In children, environmental Mn exposure at lower concentrations has in some studies shown adverse effect on childrens' cognitive function such as poor in language skills and mathematics. In order to understand the neurotoxic mechanisms of Mn, we investigated the role of Mn transporter genes on Mn concentrations in different tissues (blood and mid-brain). Is there any specific variation in genes of proteins involved in Mn transport that influence the Mn concentrations and in turn Mn toxicity?

Mn transporter proteins and common genetic variations:
Mn - a divalent cation - is transported by divalent metal protein, ferroportin and solute carrier proteins. Among them, we were interested in the solute carrier protein family proteins SLC30A10, SLC39A8 and SLC39A14 that recently have been linked to Mn toxicity in rare genetic syndromes.

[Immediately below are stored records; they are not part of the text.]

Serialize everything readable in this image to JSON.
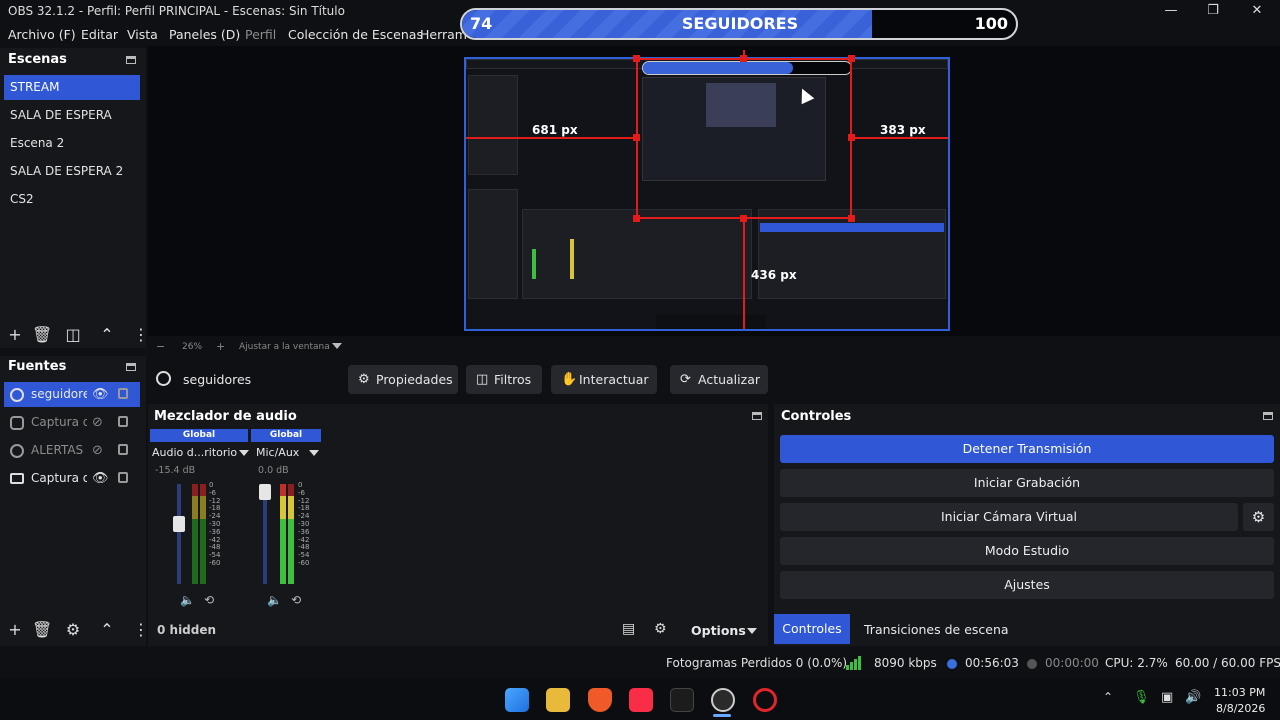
{
  "window": {
    "title": "OBS 32.1.2 - Perfil: Perfil PRINCIPAL - Escenas: Sin Título"
  },
  "menu": [
    "Archivo (F)",
    "Editar",
    "Vista",
    "Paneles (D)",
    "Perfil",
    "Colección de Escenas",
    "Herram"
  ],
  "follower_bar": {
    "label": "SEGUIDORES",
    "current": "74",
    "max": "100",
    "progress": 0.74
  },
  "scenes": {
    "title": "Escenas",
    "items": [
      "STREAM",
      "SALA DE ESPERA",
      "Escena 2",
      "SALA DE ESPERA 2",
      "CS2"
    ],
    "selected": 0
  },
  "sources": {
    "title": "Fuentes",
    "items": [
      {
        "label": "seguidore",
        "icon": "globe-icon",
        "visible": true
      },
      {
        "label": "Captura d",
        "icon": "gamepad-icon",
        "visible": false
      },
      {
        "label": "ALERTAS",
        "icon": "globe-icon",
        "visible": false
      },
      {
        "label": "Captura d",
        "icon": "monitor-icon",
        "visible": true
      }
    ],
    "selected": 0
  },
  "preview": {
    "measure_left": "681 px",
    "measure_right": "383 px",
    "measure_bottom": "436 px"
  },
  "zoom": {
    "value": "26%",
    "fit_label": "Ajustar a la ventana"
  },
  "source_toolbar": {
    "source_name": "seguidores",
    "properties": "Propiedades",
    "filters": "Filtros",
    "interact": "Interactuar",
    "refresh": "Actualizar"
  },
  "mixer": {
    "title": "Mezclador de audio",
    "channels": [
      {
        "header": "Global",
        "name": "Audio d...ritorio",
        "db": "-15.4 dB",
        "level": 0.62
      },
      {
        "header": "Global",
        "name": "Mic/Aux",
        "db": "0.0 dB",
        "level": 1.0
      }
    ],
    "scale": [
      "0",
      "-6",
      "-12",
      "-18",
      "-24",
      "-30",
      "-36",
      "-42",
      "-48",
      "-54",
      "-60"
    ],
    "hidden": "0 hidden",
    "options": "Options"
  },
  "controls": {
    "title": "Controles",
    "buttons": [
      "Detener Transmisión",
      "Iniciar Grabación",
      "Iniciar Cámara Virtual",
      "Modo Estudio",
      "Ajustes"
    ],
    "tabs": [
      "Controles",
      "Transiciones de escena"
    ]
  },
  "status": {
    "dropped": "Fotogramas Perdidos 0 (0.0%)",
    "bitrate": "8090 kbps",
    "stream_time": "00:56:03",
    "rec_time": "00:00:00",
    "cpu": "CPU: 2.7%",
    "fps": "60.00 / 60.00 FPS"
  },
  "taskbar": {
    "time": "11:03 PM",
    "date": "8/8/2026"
  },
  "colors": {
    "accent": "#2f57d6",
    "red_guides": "#e21b1b",
    "meter_green": "#3fbf3f",
    "meter_yellow": "#d6c637",
    "meter_red": "#c0302a"
  }
}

The most common type of genetic variation is Single Nucleotide Polymorphism (SNP). We looked at SNPs in these genes and analysed if there was any association between gentoype and Mn concentrations in mid-brain. Secondly, we evaluated SNPs versus blood Mn concentration and neurobehavioral response in children, environmentally exposed to Mn.
There were no significant associations between the SLC30A10, SLC39A8 and SLC39A14 SNPs and Mn concentrations in mid-brain, likely due to low number of samples and thus low statistical power. In the second study, though none of the SNPs showed significant association with neurobehavioral problems and blood Mn concentrations, one SNP labelled in SLC39A14 have more potential to be studied in large population. In future research, further SNPs in SLC39A14 can be selected from genome wide association study to establish their association with circulating Mn levels in humans. More stringent statistical analysis with large number of data might show some significant results. Evaluating the relation between genetic variations in genes encoding the key transport proteins and Mn level in biological system will provide insight on mechanism of Mn transport in humans.

Master’s Degree Project in Biology/Molecular Biology/Bioinformatics 60 credits 2017
Department of Biology, Lund University

Advisor: Karin Broberg
Occupational and Environmental Medicine, Lund University (Less)
Please use this url to cite or link to this publication:
author
Palaniselvam, Aberame
supervisor
organization
course
MOBT01 20162
year
type
H2 - Master's Degree (Two Years)
subject
language
English
id
8926557
date added to LUP
2017-09-29 11:38:02
date last changed
2017-09-29 11:38:02
@misc{8926557,
  author       = {Palaniselvam, Aberame},
  language     = {eng},
  note         = {Student Paper},
  title        = {Common genetic polymorphisms in manganese transporters SLC30A10, SLC39A8 and SLC39A14, manganese concentrations and neurological function},
  year         = {2017},
}